Day calculates three scenarios to help her decision-making:
If Sarah makes additional mortgage repayments of $100 a month for the next 20 years she will reduce her mortgage by an additional $33,294 by retirement.
If she salary sacrifices $100 a month into super she will save an extra $34,840. So Sarah is $1,545 better off investing in super over her mortgage, based on the conservative cash option for a return of 3 percent a year. “When she’s 60, she can pull the extra tax-free contributions out of super and repay her mortgage”, says Day.
If she makes additional mortgage repayments for the first eight years then switches to salary sacrificing for the remaining 12 years, she will be $2,844 better off than salary sacrificing every year and $4,390 better off than making extra mortgage repayments every year. The actual outcome will be different for everyone.
If you pay income tax of 15 percent or less, there is no tax benefit from super. Super also carries legislative and market risk. Future governments could reinstate the taxation of lump sum withdrawals in retirement or make pension income streams compulsory. Recent changes to super also make additional contributions less attractive if you are already close to the new $25,000 concessional cap. And people on incomes above $250,000 now pay contributions tax at the higher rate of 30 percent, which reduces the benefit of adding to super.

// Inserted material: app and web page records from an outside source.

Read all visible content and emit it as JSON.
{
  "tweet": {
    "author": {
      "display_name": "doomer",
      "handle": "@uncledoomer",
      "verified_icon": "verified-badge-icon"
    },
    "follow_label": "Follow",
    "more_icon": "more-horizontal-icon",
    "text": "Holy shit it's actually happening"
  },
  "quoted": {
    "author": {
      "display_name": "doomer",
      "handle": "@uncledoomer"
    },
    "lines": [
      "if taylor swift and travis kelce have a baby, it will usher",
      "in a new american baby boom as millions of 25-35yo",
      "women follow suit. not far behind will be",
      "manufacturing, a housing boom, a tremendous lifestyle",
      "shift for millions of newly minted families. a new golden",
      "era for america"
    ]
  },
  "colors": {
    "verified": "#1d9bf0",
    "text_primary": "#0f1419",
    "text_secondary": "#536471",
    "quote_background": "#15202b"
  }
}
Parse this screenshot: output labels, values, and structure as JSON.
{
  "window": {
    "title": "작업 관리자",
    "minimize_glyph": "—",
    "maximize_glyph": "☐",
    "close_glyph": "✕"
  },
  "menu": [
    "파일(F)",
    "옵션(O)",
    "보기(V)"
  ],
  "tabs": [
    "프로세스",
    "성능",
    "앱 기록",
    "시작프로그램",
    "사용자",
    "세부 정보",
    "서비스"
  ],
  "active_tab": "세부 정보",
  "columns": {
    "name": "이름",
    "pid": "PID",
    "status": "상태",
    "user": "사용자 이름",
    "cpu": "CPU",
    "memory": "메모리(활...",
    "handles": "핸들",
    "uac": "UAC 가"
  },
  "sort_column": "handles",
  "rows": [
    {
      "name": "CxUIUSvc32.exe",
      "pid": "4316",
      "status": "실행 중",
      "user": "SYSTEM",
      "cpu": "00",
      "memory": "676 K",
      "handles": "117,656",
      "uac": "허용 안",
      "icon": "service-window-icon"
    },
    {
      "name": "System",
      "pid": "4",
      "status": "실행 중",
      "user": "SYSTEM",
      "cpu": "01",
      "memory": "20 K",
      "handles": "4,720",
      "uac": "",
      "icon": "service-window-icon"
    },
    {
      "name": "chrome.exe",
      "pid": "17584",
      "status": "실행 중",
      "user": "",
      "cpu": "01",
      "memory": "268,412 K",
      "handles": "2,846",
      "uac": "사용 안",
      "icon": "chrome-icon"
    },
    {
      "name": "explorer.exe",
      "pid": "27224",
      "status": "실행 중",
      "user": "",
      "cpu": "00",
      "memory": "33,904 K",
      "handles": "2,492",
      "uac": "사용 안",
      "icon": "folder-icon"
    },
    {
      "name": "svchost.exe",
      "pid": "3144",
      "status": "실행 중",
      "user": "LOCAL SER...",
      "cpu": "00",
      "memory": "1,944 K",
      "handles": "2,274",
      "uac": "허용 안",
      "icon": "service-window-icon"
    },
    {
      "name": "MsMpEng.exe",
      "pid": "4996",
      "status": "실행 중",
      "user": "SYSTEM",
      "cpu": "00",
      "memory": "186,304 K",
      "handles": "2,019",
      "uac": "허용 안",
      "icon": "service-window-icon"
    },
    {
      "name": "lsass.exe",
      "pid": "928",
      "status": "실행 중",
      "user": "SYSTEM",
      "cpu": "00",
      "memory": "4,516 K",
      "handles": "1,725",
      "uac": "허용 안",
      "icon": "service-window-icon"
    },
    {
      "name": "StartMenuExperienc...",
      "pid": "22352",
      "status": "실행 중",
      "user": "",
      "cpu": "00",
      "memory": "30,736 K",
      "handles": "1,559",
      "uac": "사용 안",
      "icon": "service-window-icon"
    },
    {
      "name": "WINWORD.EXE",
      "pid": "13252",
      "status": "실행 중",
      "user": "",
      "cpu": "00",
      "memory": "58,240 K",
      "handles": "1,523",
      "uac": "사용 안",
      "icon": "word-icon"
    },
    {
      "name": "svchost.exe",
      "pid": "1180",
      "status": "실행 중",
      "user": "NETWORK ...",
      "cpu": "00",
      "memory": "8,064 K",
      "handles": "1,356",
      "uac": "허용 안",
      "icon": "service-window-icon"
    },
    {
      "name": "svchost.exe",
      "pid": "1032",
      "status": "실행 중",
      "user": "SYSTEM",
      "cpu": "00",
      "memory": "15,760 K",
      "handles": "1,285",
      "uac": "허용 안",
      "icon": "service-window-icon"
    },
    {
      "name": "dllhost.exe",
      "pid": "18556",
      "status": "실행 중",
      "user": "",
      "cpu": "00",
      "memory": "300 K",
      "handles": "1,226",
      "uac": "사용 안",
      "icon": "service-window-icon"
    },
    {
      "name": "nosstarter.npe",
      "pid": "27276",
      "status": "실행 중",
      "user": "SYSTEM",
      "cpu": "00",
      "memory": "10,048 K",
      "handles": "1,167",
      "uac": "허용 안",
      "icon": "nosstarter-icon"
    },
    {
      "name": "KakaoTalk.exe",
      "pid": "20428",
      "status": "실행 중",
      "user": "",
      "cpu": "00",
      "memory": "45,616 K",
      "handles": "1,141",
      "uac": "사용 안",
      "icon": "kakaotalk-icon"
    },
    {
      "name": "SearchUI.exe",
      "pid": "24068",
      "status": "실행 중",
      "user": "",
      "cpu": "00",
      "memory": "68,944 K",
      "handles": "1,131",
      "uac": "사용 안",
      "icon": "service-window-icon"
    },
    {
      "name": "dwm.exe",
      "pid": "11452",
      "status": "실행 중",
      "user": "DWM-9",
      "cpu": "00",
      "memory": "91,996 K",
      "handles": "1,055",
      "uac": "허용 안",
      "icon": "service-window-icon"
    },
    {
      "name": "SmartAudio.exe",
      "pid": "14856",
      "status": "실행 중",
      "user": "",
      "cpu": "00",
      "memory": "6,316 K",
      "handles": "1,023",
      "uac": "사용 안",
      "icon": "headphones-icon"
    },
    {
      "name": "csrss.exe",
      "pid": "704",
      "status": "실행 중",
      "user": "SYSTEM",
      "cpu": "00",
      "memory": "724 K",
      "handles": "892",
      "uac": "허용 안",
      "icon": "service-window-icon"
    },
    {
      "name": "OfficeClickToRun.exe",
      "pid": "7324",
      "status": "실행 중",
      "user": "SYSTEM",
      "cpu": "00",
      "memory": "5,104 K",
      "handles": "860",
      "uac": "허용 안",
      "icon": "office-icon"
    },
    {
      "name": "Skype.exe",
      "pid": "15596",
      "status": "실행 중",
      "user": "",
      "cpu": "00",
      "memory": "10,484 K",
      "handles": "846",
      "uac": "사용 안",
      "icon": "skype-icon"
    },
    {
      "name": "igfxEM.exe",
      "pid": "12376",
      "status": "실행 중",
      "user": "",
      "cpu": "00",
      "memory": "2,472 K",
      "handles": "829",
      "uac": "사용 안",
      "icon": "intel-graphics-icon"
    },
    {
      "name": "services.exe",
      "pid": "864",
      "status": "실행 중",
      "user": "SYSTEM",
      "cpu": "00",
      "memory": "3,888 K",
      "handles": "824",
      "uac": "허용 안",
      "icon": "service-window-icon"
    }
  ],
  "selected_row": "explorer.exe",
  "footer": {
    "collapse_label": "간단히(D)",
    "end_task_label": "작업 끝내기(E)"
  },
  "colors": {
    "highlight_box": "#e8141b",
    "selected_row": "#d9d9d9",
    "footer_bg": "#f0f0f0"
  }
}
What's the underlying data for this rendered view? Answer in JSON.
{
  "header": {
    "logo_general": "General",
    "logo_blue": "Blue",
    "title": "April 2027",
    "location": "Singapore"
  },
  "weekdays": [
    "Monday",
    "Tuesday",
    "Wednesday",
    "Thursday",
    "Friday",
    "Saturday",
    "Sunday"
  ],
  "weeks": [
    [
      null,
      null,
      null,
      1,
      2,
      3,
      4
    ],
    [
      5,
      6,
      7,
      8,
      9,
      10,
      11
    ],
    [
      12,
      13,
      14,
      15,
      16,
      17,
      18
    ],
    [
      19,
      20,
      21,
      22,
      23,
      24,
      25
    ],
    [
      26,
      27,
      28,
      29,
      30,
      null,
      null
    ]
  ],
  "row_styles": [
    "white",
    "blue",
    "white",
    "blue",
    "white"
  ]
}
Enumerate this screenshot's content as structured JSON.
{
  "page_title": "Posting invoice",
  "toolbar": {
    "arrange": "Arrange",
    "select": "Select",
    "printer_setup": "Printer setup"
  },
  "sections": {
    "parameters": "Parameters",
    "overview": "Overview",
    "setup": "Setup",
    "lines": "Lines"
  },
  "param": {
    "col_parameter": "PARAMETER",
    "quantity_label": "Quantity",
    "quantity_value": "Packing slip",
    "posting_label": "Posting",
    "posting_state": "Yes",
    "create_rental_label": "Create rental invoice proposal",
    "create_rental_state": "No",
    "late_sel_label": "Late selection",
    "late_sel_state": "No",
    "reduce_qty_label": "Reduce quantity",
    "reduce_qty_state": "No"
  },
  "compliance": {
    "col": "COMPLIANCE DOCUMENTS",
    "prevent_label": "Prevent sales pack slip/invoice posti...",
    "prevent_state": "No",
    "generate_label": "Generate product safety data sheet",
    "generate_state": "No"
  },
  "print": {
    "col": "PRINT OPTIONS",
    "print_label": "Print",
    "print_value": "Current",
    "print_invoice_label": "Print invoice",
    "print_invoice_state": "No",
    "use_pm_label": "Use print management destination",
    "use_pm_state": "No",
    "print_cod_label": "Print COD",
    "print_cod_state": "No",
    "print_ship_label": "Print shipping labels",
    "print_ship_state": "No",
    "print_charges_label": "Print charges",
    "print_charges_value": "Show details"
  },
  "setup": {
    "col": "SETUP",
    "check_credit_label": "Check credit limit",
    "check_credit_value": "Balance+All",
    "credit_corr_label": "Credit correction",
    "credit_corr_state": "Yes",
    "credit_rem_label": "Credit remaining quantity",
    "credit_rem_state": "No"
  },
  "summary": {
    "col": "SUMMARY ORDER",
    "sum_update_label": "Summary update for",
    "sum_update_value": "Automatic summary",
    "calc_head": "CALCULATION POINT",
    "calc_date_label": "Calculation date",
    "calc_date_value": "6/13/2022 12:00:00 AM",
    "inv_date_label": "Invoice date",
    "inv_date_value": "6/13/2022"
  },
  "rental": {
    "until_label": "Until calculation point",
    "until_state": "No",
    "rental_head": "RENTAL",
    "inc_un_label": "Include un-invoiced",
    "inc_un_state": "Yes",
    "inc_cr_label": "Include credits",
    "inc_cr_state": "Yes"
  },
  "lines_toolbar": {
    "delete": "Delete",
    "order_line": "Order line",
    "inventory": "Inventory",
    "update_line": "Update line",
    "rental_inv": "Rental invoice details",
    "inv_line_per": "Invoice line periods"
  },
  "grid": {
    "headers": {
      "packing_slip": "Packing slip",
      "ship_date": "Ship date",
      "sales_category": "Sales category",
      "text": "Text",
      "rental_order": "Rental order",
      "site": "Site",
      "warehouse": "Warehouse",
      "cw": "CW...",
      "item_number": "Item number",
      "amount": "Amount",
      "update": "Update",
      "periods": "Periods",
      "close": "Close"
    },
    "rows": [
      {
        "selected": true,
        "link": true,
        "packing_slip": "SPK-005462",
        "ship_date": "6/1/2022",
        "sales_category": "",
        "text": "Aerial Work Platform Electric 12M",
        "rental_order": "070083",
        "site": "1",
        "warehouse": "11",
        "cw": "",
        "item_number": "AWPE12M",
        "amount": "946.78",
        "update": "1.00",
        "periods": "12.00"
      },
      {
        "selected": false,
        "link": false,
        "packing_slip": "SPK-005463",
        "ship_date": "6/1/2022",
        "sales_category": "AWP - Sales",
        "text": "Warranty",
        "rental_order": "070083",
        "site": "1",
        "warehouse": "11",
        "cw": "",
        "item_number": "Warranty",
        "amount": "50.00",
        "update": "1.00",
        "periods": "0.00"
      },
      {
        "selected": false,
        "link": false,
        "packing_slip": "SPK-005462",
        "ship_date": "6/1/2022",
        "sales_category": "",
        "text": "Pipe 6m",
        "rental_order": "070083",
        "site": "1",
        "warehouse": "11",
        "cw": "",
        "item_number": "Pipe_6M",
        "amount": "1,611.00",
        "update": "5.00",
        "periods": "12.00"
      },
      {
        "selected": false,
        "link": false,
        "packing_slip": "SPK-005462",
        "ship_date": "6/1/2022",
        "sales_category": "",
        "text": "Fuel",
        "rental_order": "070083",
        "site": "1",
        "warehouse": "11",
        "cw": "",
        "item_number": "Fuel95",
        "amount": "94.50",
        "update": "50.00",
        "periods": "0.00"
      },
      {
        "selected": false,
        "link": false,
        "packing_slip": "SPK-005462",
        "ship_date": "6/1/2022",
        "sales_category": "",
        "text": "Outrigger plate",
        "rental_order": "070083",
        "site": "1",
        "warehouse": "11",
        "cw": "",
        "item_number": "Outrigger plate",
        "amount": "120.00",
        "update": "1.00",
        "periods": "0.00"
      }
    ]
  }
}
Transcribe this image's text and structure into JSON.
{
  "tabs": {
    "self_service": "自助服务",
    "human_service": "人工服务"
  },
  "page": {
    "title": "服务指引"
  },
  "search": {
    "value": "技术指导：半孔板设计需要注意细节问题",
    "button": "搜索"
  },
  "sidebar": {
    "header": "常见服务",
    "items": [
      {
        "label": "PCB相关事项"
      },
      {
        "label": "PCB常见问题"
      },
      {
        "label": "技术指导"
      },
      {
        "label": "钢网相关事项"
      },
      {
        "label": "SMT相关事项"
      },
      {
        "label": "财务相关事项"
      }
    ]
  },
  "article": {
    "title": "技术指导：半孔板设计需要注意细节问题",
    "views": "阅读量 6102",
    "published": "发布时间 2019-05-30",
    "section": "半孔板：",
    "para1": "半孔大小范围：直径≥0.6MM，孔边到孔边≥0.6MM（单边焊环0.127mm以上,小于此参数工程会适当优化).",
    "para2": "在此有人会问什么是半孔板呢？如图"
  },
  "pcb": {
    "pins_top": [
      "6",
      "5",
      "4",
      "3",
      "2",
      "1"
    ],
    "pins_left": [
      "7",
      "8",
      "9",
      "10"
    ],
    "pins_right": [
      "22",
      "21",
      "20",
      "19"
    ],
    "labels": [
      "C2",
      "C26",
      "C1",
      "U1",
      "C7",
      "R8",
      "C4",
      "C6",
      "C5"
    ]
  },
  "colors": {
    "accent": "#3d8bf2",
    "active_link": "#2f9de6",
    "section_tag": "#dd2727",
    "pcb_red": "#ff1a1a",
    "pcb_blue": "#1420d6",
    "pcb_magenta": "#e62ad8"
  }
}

If you’ve got cash to spare and are weighing up whether to put it in super or your mortgage, your adviser can help you do the maths